The employee needs to have worked at a minimum of 1,250 hours within the last 12 months for the employer. This provision excludes some employees who are part-time and newer employees from protection under the FMLA.
Provisions for Military Families
The FMLA recognizes the unique challenges that military families face. An employer must grant an employee up to 12 workweeks of job-protected, unpaid leave. Qualified employees may use this leave to take care of issues related to military deployment. Eligible employees include the spouse, child, parent, or next of kin of a service member.
An employer must award leave so that the employee can address common issues related to a service member serving a foreign military deployment. For example, employers must give qualified employees leave to attend functions sponsored by the military, make legal and financial arrangements before deployment, and arrange for childcare.
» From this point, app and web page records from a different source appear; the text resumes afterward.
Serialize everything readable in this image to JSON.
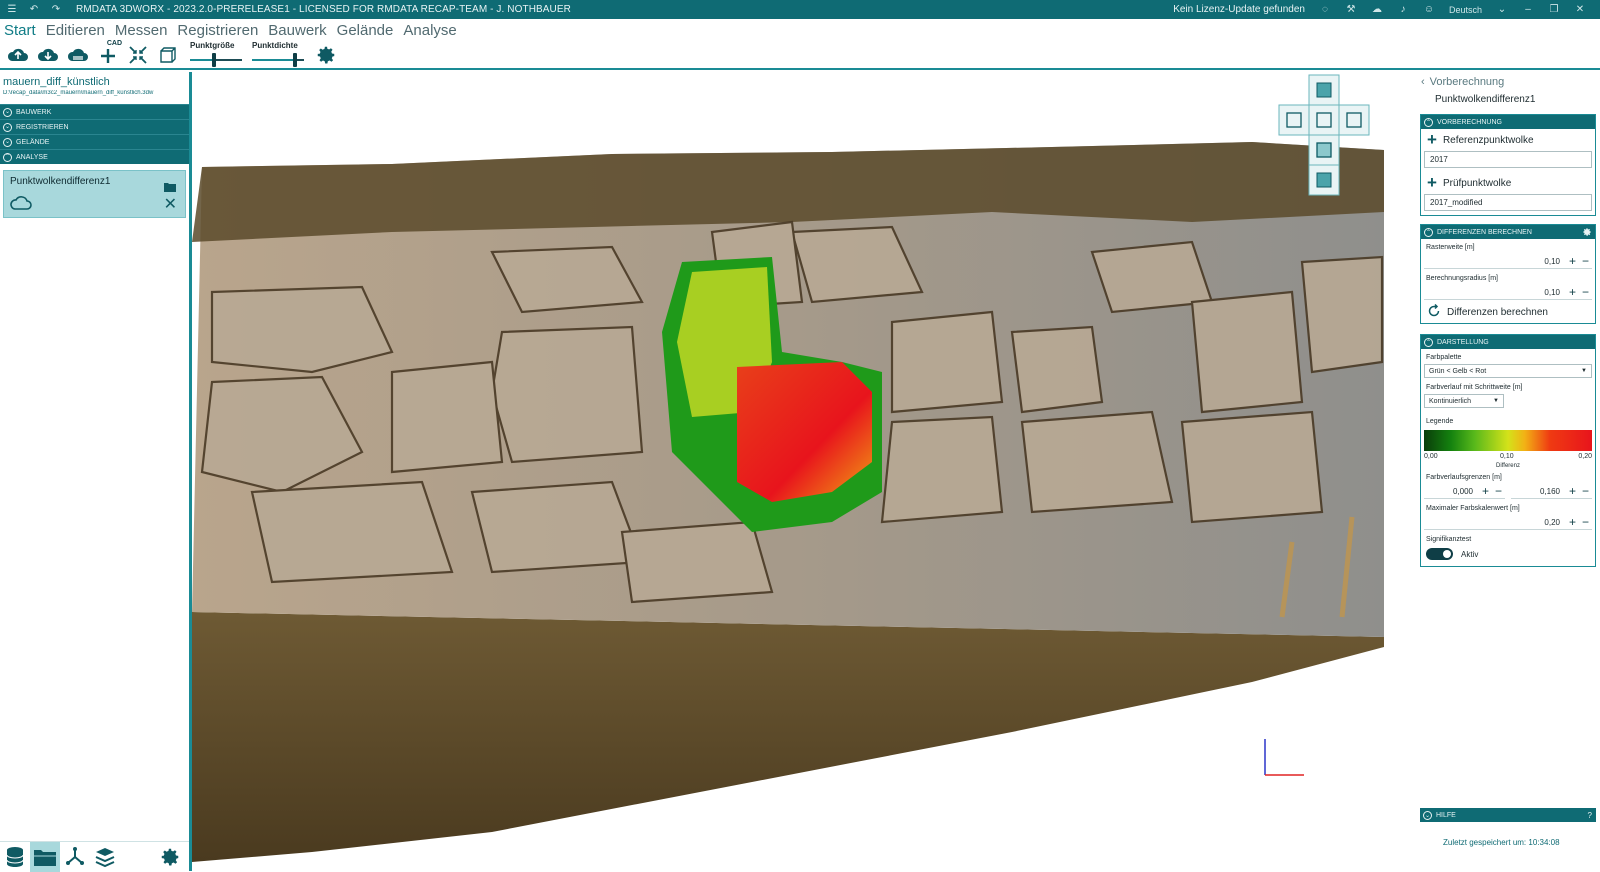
{
  "titlebar": {
    "title": "RMDATA 3DWORX - 2023.2.0-PRERELEASE1 - LICENSED FOR RMDATA RECAP-TEAM - J. NOTHBAUER",
    "license_status": "Kein Lizenz-Update gefunden",
    "language": "Deutsch"
  },
  "menu": {
    "items": [
      "Start",
      "Editieren",
      "Messen",
      "Registrieren",
      "Bauwerk",
      "Gelände",
      "Analyse"
    ],
    "active": "Start"
  },
  "toolbar": {
    "cad_label": "CAD",
    "punktgroesse_label": "Punktgröße",
    "punktdichte_label": "Punktdichte",
    "punktgroesse_value": 0.45,
    "punktdichte_value": 0.85
  },
  "project": {
    "name": "mauern_diff_künstlich",
    "path": "D:\\recap_data\\m3c2_mauern\\mauern_diff_künstlich.3dw"
  },
  "left_sections": [
    "BAUWERK",
    "REGISTRIEREN",
    "GELÄNDE",
    "ANALYSE"
  ],
  "analysis_item": {
    "title": "Punktwolkendifferenz1"
  },
  "right_panel": {
    "back_label": "Vorberechnung",
    "subtitle": "Punktwolkendifferenz1",
    "vorberechnung": {
      "header": "VORBERECHNUNG",
      "ref_label": "Referenzpunktwolke",
      "ref_value": "2017",
      "test_label": "Prüfpunktwolke",
      "test_value": "2017_modified"
    },
    "differenzen": {
      "header": "DIFFERENZEN BERECHNEN",
      "raster_label": "Rasterweite [m]",
      "raster_value": "0,10",
      "radius_label": "Berechnungsradius [m]",
      "radius_value": "0,10",
      "compute_label": "Differenzen berechnen"
    },
    "darstellung": {
      "header": "DARSTELLUNG",
      "palette_label": "Farbpalette",
      "palette_value": "Grün < Gelb < Rot",
      "verlauf_label": "Farbverlauf mit Schrittweite [m]",
      "verlauf_value": "Kontinuierlich",
      "legend_label": "Legende",
      "legend_ticks": [
        "0,00",
        "0,10",
        "0,20"
      ],
      "legend_caption": "Differenz",
      "grenzen_label": "Farbverlaufsgrenzen [m]",
      "grenzen_min": "0,000",
      "grenzen_max": "0,160",
      "max_label": "Maximaler Farbskalenwert [m]",
      "max_value": "0,20",
      "signif_label": "Signifikanztest",
      "signif_state": "Aktiv"
    },
    "help_header": "HILFE",
    "help_q": "?",
    "saved_text": "Zuletzt gespeichert um: 10:34:08"
  },
  "colors": {
    "teal_dark": "#0f6b74",
    "teal_accent": "#1a8b95",
    "card_bg": "#a8d8dc"
  }
}
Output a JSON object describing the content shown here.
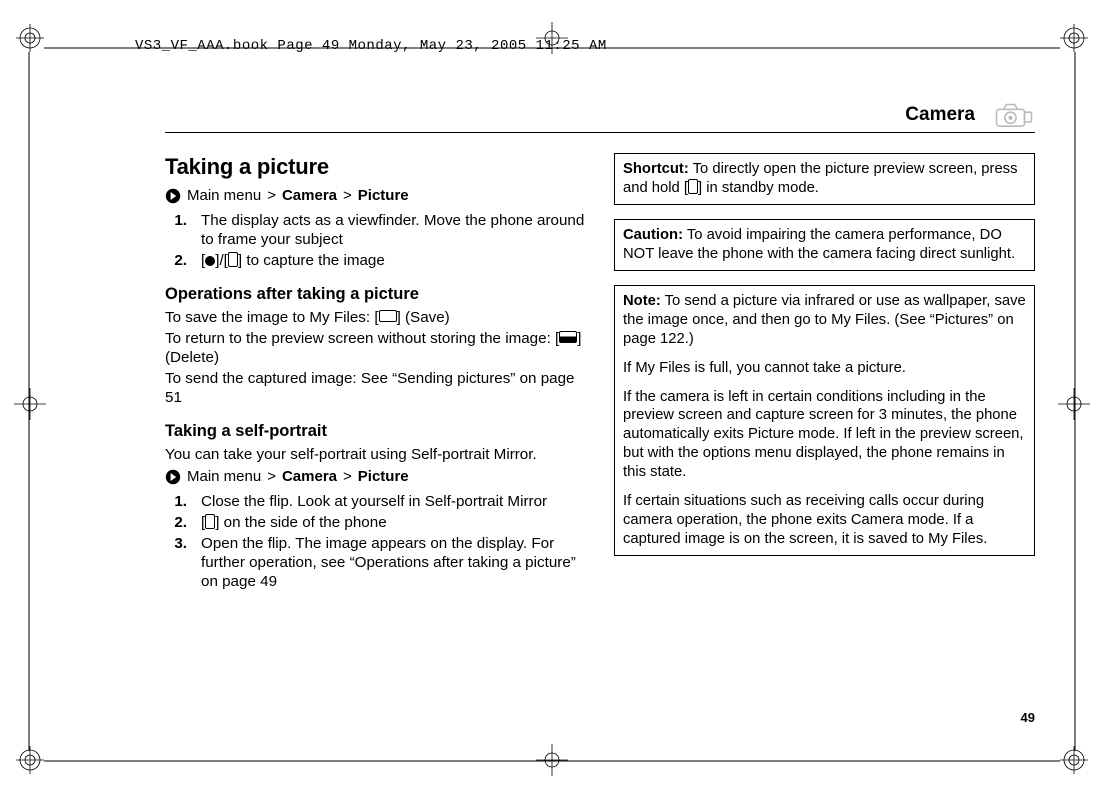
{
  "running_head": "VS3_VF_AAA.book  Page 49  Monday, May 23, 2005  11:25 AM",
  "page_number": "49",
  "header": {
    "title": "Camera"
  },
  "left": {
    "h2": "Taking a picture",
    "bc1": {
      "root": "Main menu",
      "gt1": ">",
      "a": "Camera",
      "gt2": ">",
      "b": "Picture"
    },
    "steps1": [
      {
        "n": "1.",
        "t": "The display acts as a viewfinder. Move the phone around to frame your subject"
      },
      {
        "n": "2.",
        "pre": "[",
        "mid": "]/[",
        "post": "] to capture the image"
      }
    ],
    "h3a": "Operations after taking a picture",
    "op1a": "To save the image to My Files: [",
    "op1b": "] (Save)",
    "op2a": "To return to the preview screen without storing the image: [",
    "op2b": "] (Delete)",
    "op3": "To send the captured image: See “Sending pictures” on page 51",
    "h3b": "Taking a self-portrait",
    "sp_intro": "You can take your self-portrait using Self-portrait Mirror.",
    "bc2": {
      "root": "Main menu",
      "gt1": ">",
      "a": "Camera",
      "gt2": ">",
      "b": "Picture"
    },
    "steps2": [
      {
        "n": "1.",
        "t": "Close the flip. Look at yourself in Self-portrait Mirror"
      },
      {
        "n": "2.",
        "pre": "[",
        "post": "] on the side of the phone"
      },
      {
        "n": "3.",
        "t": "Open the flip. The image appears on the display. For further operation, see “Operations after taking a picture” on page 49"
      }
    ]
  },
  "right": {
    "shortcut_label": "Shortcut:",
    "shortcut_a": "  To directly open the picture preview screen, press and hold [",
    "shortcut_b": "] in standby mode.",
    "caution_label": "Caution:",
    "caution_t": "  To avoid impairing the camera performance, DO NOT leave the phone with the camera facing direct sunlight.",
    "note_label": "Note:",
    "note_p1": "  To send a picture via infrared or use as wallpaper, save the image once, and then go to My Files. (See “Pictures” on page 122.)",
    "note_p2": "If My Files is full, you cannot take a picture.",
    "note_p3": "If the camera is left in certain conditions including in the preview screen and capture screen for 3 minutes, the phone automatically exits Picture mode. If left in the preview screen, but with the options menu displayed, the phone remains in this state.",
    "note_p4": "If certain situations such as receiving calls occur during camera operation, the phone exits Camera mode. If a captured image is on the screen, it is saved to My Files."
  }
}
The FMLA and Military Caregiver Leave
If you are a parent, spouse, child, or next of kin of a covered military service member, you may legally take up to 26 workweeks of family medical leave to care for the servicemember. The service member needs to be undergoing medical treatment, therapy, recuperation, or outpatient medical treatment for an injury that occurred or became worse during a deployment. A covered servicemember is any member of the U.S. Armed Forces, National Guard, or Reserves.
Contact Our New York City FMLA Attorney
The Lipsky Lowe LLP employment law attorneys have in-depth knowledge of the FMLA. We will use our employment law experience to fight for your rights as an employee or an employer under federal law. If your employer terminated your employment or discriminated against you for taking unpaid leave under the FMLA, please contact our law firm.
Conversely, are you are an employer who is unsure about whether you must provide unpaid leave to your employees under the FMLA? Do you employ many military spouses who may face their spouse’s military deployment? Our employment law attorneys will sit down and listen to all of the facts of your unique case. We will thoughtfully advise you of your rights under the FMLA. Contact the New York FMLA attorneys at Lipsky Lowe LLP to set up a free consultation.